Exercise prompt: Work through the listing below and count the lines that hold "icon". Answer with the number alone.

Data for review:
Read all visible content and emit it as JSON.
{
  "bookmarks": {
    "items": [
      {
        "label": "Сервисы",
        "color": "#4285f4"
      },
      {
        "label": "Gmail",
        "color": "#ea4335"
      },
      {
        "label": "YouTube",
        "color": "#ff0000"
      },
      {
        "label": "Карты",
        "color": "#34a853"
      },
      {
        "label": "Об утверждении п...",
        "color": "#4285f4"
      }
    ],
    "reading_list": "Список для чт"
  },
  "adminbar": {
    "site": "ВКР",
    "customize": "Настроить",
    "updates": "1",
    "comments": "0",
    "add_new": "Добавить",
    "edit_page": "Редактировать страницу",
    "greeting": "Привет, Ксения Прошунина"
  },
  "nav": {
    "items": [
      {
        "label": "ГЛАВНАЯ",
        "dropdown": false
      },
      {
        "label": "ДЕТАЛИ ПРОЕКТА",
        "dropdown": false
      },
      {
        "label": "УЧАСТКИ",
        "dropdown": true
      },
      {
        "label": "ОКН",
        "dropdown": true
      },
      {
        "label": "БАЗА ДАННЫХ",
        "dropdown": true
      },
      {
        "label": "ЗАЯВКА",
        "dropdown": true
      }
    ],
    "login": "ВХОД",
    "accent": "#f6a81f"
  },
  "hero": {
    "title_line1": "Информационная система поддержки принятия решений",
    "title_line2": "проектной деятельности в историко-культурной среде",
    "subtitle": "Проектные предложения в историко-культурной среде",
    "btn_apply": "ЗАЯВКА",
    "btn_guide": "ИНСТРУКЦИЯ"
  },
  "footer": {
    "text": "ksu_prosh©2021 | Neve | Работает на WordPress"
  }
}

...

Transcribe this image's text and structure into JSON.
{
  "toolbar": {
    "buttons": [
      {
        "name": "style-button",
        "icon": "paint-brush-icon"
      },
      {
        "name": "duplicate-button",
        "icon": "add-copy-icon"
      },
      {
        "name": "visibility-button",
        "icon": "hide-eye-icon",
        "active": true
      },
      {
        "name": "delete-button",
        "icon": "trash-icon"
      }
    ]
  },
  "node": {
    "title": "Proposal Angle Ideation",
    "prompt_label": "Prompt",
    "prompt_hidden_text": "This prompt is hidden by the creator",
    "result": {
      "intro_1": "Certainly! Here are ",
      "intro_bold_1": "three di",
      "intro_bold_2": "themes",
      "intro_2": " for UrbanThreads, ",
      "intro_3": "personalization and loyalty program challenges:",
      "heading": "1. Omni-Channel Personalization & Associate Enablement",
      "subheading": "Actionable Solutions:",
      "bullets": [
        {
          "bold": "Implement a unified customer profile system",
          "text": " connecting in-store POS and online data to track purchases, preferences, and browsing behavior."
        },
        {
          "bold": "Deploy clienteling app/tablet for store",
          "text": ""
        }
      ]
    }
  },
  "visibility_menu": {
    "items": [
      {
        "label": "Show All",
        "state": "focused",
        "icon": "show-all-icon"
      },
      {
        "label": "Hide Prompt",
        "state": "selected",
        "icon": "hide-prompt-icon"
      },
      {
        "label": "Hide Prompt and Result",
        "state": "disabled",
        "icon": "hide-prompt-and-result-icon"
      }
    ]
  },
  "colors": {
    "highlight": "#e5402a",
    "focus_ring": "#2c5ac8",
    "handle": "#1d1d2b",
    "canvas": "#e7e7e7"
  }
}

Exercise response: 7